Sulfur dioxide is one of the most effective tools that a winemaker has to protect wine and influence what it will taste like.Decidingwhen and howmuch sulfur dioxide to add depends on what stage of winemaking the wine is in and what you are trying to accomplish with the addition. Furthermore, to determine the proper quantity of PMBS to use for the addition, you need to know the pH and free and total sulfur of the wine.
With any technique used by a winemaker, it is important to have knowledge of the science behind the skill. By understanding the chemistry of sulfur dioxide and what reactions that occur when it is added to wine, you can make decisions that are based on your goals for what you want the wine to ultimately taste like rather than just following a ”one size fits all“ recipe. This allows you to use sulfur dioxide not only as a preservative but also as a tool to influence your wine style.
The Ripper method works much betterwithwhitewines than it does for red wines. At the endpoint of the ripper reaction, the indicator goes from colorless to indigo blue as seen in a white wine in Figures Va and Vb. The blue color of the endpoint in the reaction is much more difficult to determine in deeply colored red wines as seen in Figures Vc and Vd. For this reason, the Aeration-Oxidation method is preferred for red wines.

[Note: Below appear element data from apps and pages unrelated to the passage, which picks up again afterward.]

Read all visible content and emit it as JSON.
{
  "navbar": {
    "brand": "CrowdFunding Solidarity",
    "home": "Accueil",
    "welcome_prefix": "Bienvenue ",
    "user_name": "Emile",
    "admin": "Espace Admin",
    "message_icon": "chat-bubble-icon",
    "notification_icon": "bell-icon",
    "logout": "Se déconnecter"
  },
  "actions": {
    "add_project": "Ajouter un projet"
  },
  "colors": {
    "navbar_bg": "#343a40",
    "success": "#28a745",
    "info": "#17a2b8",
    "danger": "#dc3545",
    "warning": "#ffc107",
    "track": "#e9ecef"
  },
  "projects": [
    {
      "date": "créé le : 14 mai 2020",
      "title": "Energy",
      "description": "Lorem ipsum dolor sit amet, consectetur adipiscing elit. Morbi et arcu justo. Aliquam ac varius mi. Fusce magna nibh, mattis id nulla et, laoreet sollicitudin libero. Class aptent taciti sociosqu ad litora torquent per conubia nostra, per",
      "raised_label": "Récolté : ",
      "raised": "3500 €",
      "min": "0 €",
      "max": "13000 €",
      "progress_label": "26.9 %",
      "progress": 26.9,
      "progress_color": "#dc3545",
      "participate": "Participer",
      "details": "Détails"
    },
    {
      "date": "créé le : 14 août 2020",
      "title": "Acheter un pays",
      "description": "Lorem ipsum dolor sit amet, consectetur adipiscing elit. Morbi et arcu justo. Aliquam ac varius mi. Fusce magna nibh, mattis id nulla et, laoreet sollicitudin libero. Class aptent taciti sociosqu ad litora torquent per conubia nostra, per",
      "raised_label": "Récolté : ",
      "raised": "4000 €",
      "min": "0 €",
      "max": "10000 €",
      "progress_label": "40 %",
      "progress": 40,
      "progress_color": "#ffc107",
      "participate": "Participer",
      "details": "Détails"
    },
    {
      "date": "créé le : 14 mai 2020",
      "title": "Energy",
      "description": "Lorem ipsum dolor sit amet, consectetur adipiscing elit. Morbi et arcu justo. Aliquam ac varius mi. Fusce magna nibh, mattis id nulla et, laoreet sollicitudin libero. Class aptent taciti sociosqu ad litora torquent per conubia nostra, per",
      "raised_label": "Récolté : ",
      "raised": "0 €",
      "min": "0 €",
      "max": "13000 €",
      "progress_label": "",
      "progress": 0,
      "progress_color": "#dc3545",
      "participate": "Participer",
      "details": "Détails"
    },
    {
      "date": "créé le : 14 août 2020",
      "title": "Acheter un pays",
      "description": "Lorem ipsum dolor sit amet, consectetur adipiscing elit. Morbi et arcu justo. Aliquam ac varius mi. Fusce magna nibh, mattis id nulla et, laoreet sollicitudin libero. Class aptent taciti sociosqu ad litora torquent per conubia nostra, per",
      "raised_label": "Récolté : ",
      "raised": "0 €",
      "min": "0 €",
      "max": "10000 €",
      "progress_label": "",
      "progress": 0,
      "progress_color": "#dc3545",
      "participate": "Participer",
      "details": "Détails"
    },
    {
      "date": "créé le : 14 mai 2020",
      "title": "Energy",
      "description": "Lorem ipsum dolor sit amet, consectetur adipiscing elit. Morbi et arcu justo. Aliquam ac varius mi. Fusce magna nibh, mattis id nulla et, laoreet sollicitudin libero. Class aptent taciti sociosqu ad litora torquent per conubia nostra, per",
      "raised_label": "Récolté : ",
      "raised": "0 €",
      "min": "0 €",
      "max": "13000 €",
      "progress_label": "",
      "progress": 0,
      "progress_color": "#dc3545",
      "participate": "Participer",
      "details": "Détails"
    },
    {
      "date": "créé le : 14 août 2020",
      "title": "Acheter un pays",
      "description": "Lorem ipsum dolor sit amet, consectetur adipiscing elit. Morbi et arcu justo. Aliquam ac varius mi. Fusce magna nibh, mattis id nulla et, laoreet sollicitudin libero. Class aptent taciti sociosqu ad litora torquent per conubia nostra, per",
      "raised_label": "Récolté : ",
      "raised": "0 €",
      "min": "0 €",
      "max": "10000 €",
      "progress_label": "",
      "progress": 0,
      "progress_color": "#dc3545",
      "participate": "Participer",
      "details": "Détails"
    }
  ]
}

If the Ripper method is the only method available, red wines can be diluted 50% before analysis to lower the intensity of the color. Just be sure to double the results to make up for the dilution. Additionally for red wines, the free sulfur dioxide by ripper usually runs slightly higher than the actual amount. After adding sulfur dioxide, wait 24 hours before performing analysis to allow the free SO2 to stabilize.